"I'm being denied access to justice by the Ministry of Justice. ... All [the] aspects – when you consider them in context, and as a whole – indicate that I am innocent. I deserve to be compensated ... not only for the loss of earnings, but the mental trauma that [this] has caused me, and continues to cause me, because here I am, ... 18 years later, and I still have no satisfaction.
"I deserve compensation for what's happened. I have a lot of evidence to justify that. I'm not being demanding, but I think I should be compensated and the government has a responsibility to do that. We all know politicians are living relatively well. The secretary of state is being totally immoral … and won't do the right thing. They just don't consider me to be a victim."
In response to these claims, a spokesman for the CCRC told BuzzFeed News: "It is not our contention that [the] police lied to the commission about forensic evidence in this case. We have accepted that some of our understanding of the forensic issues during earlier reviews was mistaken and/or incomplete, and for that we have apologised to Mr Nealon in person and in writing." Regarding the missing file, the spokesman said: "We obtained a partial file from West Mercia Police who told us that the full file had been lost. We made further inquiries with a senior officer, who gave an assurance that a thorough search had been undertaken but that the full file could not located."
A spokesman for the MoJ said: "We do not comment on individuals. There is no automatic entitlement to compensation – applications are considered on a case-by-case basis."
A spokesman for West Mercia police confirmed to BuzzFeed News that a complaint had been received from Nealon, and said: "This was initially referred to the IPCC, who determined that Warwickshire police and West Mercia Police Professional Standards Dept should carry out an independent investigation. This investigation is ongoing, and it would be inappropriate to comment further at this time."
He went on to add: "West Mercia police has confirmed that it is reinvestigating the attempted rape of a woman in Redditch in 1996 following the acquittal of a man who had served 17 years for the crime. … A review of the case was immediately launched by West Mercia police following Mr Nealon's release."

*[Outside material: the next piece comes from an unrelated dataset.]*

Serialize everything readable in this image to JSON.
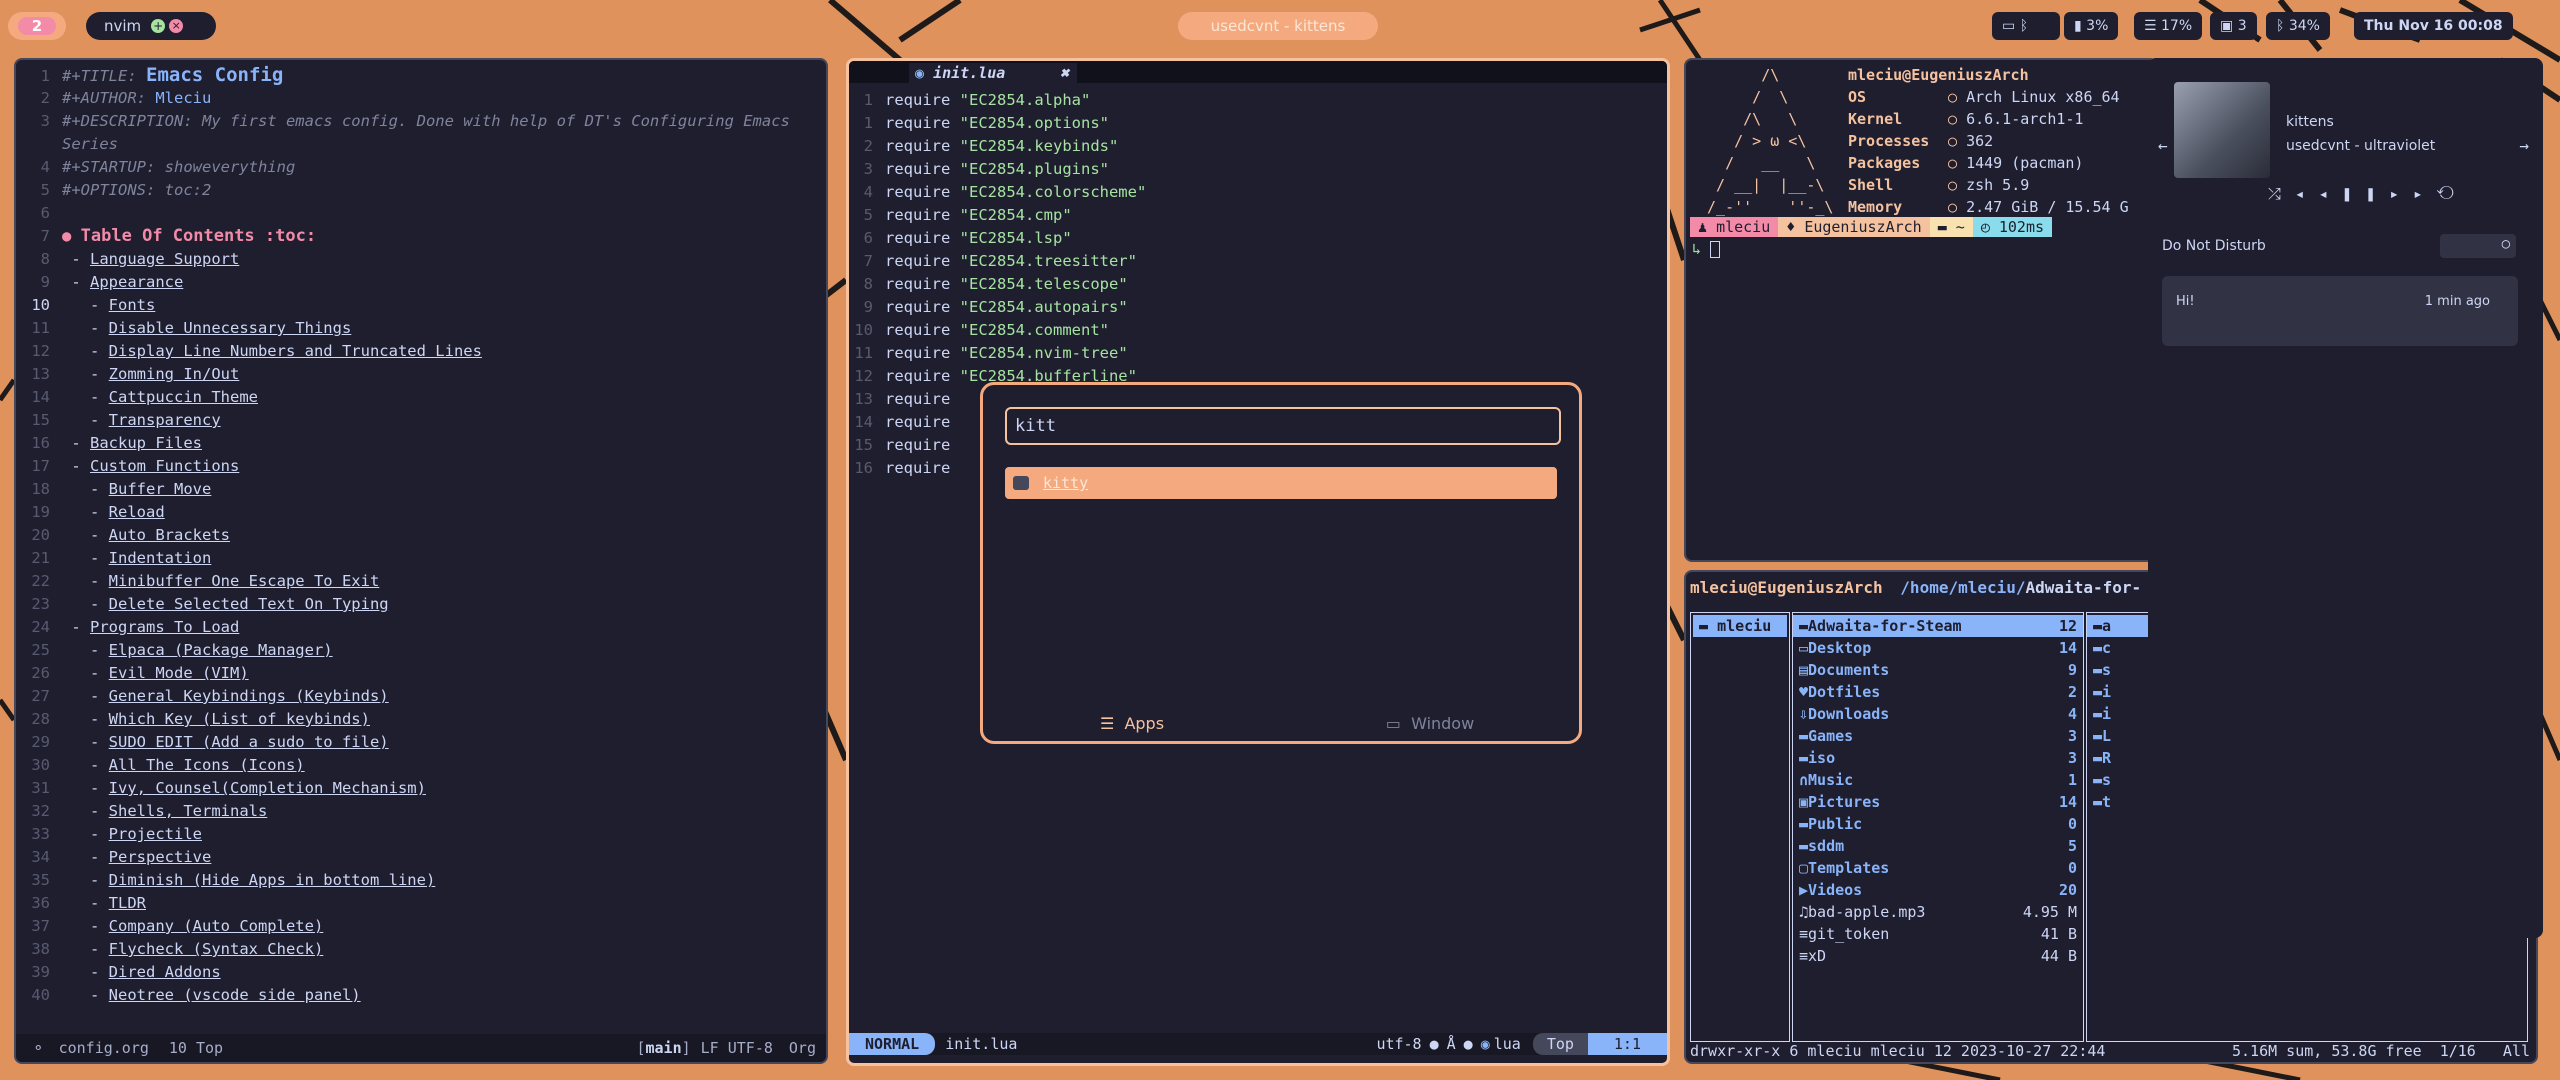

West Mercia police also referred BuzzFeed News to a statement earlier this year from detective superintendent Adrian McGee, who said: "The case review which we have carried out has highlighted some areas where reinvestigation is necessary. This includes the forensic results relating to the victim's clothing which were detailed during the appeal hearing. Given the historic nature of this matter further investigation may take a considerable amount of time. We are continuing to liaise over this with Mr Nealon's representatives, the victim and other relevant parties."
An online fund for Nealon's legal challenge has been set up here.